What needs to be done >>
All of the records must be given again exactly.

===== Dataset records

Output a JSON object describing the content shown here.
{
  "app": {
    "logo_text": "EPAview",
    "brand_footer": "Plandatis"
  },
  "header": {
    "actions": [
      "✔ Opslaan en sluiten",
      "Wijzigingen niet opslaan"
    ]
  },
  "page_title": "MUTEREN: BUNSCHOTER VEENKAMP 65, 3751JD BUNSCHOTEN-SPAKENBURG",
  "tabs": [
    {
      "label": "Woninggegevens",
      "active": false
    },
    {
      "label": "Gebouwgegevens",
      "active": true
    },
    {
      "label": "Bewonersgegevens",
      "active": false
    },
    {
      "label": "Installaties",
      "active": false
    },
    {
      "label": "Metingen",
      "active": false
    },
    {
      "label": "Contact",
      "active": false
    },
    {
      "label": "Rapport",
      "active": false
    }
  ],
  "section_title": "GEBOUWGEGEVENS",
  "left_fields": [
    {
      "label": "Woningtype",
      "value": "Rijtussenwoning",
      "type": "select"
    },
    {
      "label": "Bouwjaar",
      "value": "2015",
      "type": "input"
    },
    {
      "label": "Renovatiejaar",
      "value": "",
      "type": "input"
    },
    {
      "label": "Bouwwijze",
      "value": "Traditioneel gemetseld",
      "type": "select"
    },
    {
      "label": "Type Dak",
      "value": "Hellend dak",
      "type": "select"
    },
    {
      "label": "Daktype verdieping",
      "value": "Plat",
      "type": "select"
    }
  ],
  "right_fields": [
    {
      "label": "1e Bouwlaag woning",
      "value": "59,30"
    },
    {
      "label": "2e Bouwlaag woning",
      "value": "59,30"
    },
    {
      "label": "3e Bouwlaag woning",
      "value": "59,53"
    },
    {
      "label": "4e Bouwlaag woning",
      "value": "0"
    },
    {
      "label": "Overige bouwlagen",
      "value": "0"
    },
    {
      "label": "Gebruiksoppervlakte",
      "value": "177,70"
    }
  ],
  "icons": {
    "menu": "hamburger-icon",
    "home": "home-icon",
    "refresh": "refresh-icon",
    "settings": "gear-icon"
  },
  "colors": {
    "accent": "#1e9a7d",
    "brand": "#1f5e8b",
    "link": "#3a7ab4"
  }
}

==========

Result of the task >>
Output a JSON object describing the content shown here.
{
  "app": {
    "logo_text": "EPAview",
    "brand_footer": "Plandatis"
  },
  "header": {
    "actions": [
      "✔ Opslaan en sluiten",
      "Wijzigingen niet opslaan"
    ]
  },
  "page_title": "MUTEREN: BUNSCHOTER VEENKAMP 65, 3751JD BUNSCHOTEN-SPAKENBURG",
  "tabs": [
    {
      "label": "Woninggegevens",
      "active": false
    },
    {
      "label": "Gebouwgegevens",
      "active": true
    },
    {
      "label": "Bewonersgegevens",
      "active": false
    },
    {
      "label": "Installaties",
      "active": false
    },
    {
      "label": "Metingen",
      "active": false
    },
    {
      "label": "Contact",
      "active": false
    },
    {
      "label": "Rapport",
      "active": false
    }
  ],
  "section_title": "GEBOUWGEGEVENS",
  "left_fields": [
    {
      "label": "Woningtype",
      "value": "Rijtussenwoning",
      "type": "select"
    },
    {
      "label": "Bouwjaar",
      "value": "2015",
      "type": "input"
    },
    {
      "label": "Renovatiejaar",
      "value": "",
      "type": "input"
    },
    {
      "label": "Bouwwijze",
      "value": "Traditioneel gemetseld",
      "type": "select"
    },
    {
      "label": "Type Dak",
      "value": "Hellend dak",
      "type": "select"
    },
    {
      "label": "Daktype verdieping",
      "value": "Plat",
      "type": "select"
    }
  ],
  "right_fields": [
    {
      "label": "1e Bouwlaag woning",
      "value": "59,30"
    },
    {
      "label": "2e Bouwlaag woning",
      "value": "59,30"
    },
    {
      "label": "3e Bouwlaag woning",
      "value": "59,53"
    },
    {
      "label": "4e Bouwlaag woning",
      "value": "0"
    },
    {
      "label": "Overige bouwlagen",
      "value": "0"
    },
    {
      "label": "Gebruiksoppervlakte",
      "value": "177,70"
    }
  ],
  "icons": {
    "menu": "hamburger-icon",
    "home": "home-icon",
    "refresh": "refresh-icon",
    "settings": "gear-icon"
  },
  "colors": {
    "accent": "#1e9a7d",
    "brand": "#1f5e8b",
    "link": "#3a7ab4"
  }
}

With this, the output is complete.